Data entries
______

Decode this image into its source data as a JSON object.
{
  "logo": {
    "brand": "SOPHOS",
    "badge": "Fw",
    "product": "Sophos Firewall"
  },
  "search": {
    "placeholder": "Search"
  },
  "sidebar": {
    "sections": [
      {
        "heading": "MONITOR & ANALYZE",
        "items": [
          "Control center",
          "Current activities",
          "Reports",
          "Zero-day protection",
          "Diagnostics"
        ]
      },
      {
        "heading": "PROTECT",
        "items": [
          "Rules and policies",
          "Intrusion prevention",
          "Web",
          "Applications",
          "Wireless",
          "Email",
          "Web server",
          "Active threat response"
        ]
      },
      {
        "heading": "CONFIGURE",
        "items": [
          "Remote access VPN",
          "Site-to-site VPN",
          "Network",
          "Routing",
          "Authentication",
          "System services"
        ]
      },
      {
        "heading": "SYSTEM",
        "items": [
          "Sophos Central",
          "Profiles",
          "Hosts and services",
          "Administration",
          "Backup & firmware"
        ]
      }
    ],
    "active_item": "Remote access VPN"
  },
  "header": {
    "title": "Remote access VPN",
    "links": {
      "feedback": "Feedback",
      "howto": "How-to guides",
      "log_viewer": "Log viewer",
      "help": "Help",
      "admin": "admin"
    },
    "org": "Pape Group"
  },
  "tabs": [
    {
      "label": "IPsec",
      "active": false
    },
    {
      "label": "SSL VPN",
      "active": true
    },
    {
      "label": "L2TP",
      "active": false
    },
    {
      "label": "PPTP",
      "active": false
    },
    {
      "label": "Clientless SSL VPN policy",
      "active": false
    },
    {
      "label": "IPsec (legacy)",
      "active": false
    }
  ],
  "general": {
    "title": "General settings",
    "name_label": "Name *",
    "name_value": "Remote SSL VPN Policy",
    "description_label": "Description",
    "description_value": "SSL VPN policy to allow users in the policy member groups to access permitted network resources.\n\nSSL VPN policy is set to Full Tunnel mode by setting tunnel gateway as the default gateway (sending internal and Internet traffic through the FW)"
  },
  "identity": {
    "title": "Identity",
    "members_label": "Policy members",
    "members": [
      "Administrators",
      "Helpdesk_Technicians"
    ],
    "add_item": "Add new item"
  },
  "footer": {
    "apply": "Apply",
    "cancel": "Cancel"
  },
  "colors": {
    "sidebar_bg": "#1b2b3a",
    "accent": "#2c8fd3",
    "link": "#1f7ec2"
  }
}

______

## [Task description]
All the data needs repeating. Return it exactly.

## [Reply]
Decode this image into its source data as a JSON object.
{
  "logo": {
    "brand": "SOPHOS",
    "badge": "Fw",
    "product": "Sophos Firewall"
  },
  "search": {
    "placeholder": "Search"
  },
  "sidebar": {
    "sections": [
      {
        "heading": "MONITOR & ANALYZE",
        "items": [
          "Control center",
          "Current activities",
          "Reports",
          "Zero-day protection",
          "Diagnostics"
        ]
      },
      {
        "heading": "PROTECT",
        "items": [
          "Rules and policies",
          "Intrusion prevention",
          "Web",
          "Applications",
          "Wireless",
          "Email",
          "Web server",
          "Active threat response"
        ]
      },
      {
        "heading": "CONFIGURE",
        "items": [
          "Remote access VPN",
          "Site-to-site VPN",
          "Network",
          "Routing",
          "Authentication",
          "System services"
        ]
      },
      {
        "heading": "SYSTEM",
        "items": [
          "Sophos Central",
          "Profiles",
          "Hosts and services",
          "Administration",
          "Backup & firmware"
        ]
      }
    ],
    "active_item": "Remote access VPN"
  },
  "header": {
    "title": "Remote access VPN",
    "links": {
      "feedback": "Feedback",
      "howto": "How-to guides",
      "log_viewer": "Log viewer",
      "help": "Help",
      "admin": "admin"
    },
    "org": "Pape Group"
  },
  "tabs": [
    {
      "label": "IPsec",
      "active": false
    },
    {
      "label": "SSL VPN",
      "active": true
    },
    {
      "label": "L2TP",
      "active": false
    },
    {
      "label": "PPTP",
      "active": false
    },
    {
      "label": "Clientless SSL VPN policy",
      "active": false
    },
    {
      "label": "IPsec (legacy)",
      "active": false
    }
  ],
  "general": {
    "title": "General settings",
    "name_label": "Name *",
    "name_value": "Remote SSL VPN Policy",
    "description_label": "Description",
    "description_value": "SSL VPN policy to allow users in the policy member groups to access permitted network resources.\n\nSSL VPN policy is set to Full Tunnel mode by setting tunnel gateway as the default gateway (sending internal and Internet traffic through the FW)"
  },
  "identity": {
    "title": "Identity",
    "members_label": "Policy members",
    "members": [
      "Administrators",
      "Helpdesk_Technicians"
    ],
    "add_item": "Add new item"
  },
  "footer": {
    "apply": "Apply",
    "cancel": "Cancel"
  },
  "colors": {
    "sidebar_bg": "#1b2b3a",
    "accent": "#2c8fd3",
    "link": "#1f7ec2"
  }
}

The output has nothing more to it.